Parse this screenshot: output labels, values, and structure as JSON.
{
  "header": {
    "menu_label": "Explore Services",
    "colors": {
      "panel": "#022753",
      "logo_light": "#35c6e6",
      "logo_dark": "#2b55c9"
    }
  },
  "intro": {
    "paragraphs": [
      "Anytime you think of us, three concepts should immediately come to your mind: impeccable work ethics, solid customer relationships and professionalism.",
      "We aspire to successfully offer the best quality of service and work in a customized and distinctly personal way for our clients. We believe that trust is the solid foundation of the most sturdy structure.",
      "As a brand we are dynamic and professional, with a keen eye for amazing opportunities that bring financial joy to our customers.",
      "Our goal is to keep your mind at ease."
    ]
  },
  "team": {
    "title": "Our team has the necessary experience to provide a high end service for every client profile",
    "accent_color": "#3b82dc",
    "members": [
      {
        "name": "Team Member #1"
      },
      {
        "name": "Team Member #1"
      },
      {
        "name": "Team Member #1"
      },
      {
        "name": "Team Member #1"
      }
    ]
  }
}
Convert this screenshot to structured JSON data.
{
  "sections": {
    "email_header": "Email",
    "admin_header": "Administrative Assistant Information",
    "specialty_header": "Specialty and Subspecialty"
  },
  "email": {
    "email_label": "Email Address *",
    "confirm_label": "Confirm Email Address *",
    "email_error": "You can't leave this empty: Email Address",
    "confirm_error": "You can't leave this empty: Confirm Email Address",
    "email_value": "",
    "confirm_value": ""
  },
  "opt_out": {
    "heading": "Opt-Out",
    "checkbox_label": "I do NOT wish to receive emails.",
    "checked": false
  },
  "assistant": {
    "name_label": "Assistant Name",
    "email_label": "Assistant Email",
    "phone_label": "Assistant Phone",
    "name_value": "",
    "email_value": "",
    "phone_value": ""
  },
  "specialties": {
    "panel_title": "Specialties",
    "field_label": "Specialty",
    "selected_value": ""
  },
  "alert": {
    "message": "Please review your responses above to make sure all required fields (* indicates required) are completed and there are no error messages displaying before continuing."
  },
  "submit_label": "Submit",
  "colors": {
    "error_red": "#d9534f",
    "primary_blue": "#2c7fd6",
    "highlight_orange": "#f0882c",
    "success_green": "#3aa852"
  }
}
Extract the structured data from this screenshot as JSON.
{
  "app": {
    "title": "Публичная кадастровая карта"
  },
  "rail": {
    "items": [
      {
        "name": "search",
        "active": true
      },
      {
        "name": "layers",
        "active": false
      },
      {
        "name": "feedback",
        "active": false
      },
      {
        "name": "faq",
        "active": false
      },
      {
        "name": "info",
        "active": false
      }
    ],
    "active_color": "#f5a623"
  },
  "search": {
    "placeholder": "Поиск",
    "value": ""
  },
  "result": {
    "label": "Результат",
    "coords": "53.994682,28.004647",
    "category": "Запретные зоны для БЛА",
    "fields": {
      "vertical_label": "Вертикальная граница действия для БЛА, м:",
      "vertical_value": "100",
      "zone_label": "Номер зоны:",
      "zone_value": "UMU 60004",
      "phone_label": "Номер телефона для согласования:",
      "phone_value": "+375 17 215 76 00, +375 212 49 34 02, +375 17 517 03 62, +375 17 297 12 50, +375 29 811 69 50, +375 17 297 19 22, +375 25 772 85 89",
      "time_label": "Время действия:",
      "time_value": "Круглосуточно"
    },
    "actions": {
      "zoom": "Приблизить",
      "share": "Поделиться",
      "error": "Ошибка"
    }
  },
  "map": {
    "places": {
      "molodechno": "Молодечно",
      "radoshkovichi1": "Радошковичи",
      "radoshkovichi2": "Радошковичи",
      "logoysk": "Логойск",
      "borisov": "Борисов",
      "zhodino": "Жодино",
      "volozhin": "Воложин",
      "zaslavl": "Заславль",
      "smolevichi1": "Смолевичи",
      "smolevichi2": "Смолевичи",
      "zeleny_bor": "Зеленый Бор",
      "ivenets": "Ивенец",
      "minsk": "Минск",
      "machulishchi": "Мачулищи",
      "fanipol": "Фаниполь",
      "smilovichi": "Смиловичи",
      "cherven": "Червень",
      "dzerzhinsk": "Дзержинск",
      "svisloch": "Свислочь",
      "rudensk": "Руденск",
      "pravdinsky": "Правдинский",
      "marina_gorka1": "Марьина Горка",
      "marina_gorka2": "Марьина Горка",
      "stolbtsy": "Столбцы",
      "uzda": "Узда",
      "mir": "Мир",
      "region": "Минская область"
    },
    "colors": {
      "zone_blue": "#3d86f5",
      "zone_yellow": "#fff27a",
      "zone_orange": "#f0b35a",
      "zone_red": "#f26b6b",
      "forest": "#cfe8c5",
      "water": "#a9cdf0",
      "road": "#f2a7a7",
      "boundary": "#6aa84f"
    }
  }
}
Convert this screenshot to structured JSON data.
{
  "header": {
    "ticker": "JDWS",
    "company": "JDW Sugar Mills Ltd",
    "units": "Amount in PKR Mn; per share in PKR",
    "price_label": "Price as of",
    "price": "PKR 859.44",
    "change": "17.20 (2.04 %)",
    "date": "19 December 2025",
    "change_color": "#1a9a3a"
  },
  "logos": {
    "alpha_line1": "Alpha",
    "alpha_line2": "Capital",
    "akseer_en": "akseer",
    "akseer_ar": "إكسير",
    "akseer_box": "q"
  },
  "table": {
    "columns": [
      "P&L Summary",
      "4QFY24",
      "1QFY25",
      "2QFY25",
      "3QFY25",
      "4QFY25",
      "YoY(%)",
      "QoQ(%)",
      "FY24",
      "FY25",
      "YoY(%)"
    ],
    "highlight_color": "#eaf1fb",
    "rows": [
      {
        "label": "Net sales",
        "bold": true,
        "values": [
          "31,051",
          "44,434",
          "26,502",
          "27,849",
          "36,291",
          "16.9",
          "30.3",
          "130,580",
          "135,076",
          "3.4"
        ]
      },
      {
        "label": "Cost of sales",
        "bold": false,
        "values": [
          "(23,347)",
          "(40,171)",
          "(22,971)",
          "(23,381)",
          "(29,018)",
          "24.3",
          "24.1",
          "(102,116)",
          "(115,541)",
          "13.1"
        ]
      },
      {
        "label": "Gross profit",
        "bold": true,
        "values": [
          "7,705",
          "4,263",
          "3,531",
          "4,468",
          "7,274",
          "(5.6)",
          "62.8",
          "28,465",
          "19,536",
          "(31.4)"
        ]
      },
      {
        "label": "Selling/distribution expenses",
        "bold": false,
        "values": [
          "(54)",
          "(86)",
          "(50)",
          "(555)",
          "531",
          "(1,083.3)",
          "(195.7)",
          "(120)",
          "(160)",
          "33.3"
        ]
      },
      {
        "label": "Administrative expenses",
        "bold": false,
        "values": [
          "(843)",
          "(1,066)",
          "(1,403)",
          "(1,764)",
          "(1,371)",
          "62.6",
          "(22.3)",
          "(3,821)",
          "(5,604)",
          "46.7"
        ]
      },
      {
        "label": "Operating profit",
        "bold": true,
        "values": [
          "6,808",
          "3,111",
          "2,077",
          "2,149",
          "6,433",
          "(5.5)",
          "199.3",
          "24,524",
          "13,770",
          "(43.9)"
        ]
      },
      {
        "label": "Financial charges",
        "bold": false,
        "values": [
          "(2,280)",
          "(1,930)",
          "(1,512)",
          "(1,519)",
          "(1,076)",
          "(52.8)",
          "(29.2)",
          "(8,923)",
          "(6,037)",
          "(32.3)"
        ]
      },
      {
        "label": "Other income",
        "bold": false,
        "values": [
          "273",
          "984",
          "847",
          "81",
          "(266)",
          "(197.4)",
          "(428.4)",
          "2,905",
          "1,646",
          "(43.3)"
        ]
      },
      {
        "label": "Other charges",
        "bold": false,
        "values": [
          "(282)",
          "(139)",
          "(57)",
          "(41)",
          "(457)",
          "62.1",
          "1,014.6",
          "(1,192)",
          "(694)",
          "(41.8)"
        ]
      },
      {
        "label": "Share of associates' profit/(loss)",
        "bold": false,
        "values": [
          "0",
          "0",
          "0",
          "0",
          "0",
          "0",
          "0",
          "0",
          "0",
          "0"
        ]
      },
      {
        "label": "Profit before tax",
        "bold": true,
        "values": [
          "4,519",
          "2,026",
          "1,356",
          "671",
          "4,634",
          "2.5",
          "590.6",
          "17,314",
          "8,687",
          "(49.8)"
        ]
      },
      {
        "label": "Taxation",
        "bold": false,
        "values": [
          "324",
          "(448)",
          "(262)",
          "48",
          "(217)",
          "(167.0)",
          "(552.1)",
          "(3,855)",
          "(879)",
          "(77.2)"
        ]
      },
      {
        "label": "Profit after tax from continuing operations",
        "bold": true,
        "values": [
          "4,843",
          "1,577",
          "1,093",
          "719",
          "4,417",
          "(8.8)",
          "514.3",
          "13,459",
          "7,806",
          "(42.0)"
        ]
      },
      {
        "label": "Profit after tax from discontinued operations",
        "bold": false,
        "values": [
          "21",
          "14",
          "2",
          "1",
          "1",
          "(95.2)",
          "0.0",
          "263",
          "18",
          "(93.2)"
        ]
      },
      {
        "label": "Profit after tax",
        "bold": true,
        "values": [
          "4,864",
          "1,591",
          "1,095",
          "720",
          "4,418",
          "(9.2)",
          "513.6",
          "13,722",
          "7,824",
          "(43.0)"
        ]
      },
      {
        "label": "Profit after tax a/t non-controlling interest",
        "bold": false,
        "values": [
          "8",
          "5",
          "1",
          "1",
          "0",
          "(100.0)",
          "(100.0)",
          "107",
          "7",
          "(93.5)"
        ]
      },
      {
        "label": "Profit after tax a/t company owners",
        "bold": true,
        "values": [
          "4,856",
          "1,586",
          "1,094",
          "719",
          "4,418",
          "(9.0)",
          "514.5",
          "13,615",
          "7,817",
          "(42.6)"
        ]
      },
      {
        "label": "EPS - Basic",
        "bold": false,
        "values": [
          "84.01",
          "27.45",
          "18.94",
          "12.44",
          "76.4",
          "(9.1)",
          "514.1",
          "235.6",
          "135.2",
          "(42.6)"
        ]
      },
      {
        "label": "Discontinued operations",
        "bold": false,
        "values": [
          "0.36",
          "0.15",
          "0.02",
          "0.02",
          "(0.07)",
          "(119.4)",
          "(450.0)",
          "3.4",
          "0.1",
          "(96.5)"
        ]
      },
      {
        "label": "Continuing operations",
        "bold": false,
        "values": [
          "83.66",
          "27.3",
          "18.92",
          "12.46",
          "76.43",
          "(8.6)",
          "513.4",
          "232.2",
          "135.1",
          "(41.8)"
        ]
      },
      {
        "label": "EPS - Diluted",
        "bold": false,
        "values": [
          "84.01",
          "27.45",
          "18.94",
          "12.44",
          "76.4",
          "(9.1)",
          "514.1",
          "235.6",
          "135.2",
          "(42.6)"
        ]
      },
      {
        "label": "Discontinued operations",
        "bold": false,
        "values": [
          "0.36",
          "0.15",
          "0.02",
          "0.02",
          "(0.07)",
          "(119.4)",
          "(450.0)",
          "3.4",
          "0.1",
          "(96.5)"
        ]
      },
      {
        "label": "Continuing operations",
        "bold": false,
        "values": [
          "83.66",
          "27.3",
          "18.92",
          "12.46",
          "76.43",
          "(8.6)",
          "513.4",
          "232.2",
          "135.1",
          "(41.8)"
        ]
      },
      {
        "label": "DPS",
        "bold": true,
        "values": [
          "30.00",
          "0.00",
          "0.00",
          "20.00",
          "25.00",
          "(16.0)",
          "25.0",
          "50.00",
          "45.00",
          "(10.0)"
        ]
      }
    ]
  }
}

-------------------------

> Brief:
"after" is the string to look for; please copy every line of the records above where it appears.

> Output:
        "label": "Profit after tax from continuing operations",
        "label": "Profit after tax from discontinued operations",
        "label": "Profit after tax",
        "label": "Profit after tax a/t non-controlling interest",
        "label": "Profit after tax a/t company owners",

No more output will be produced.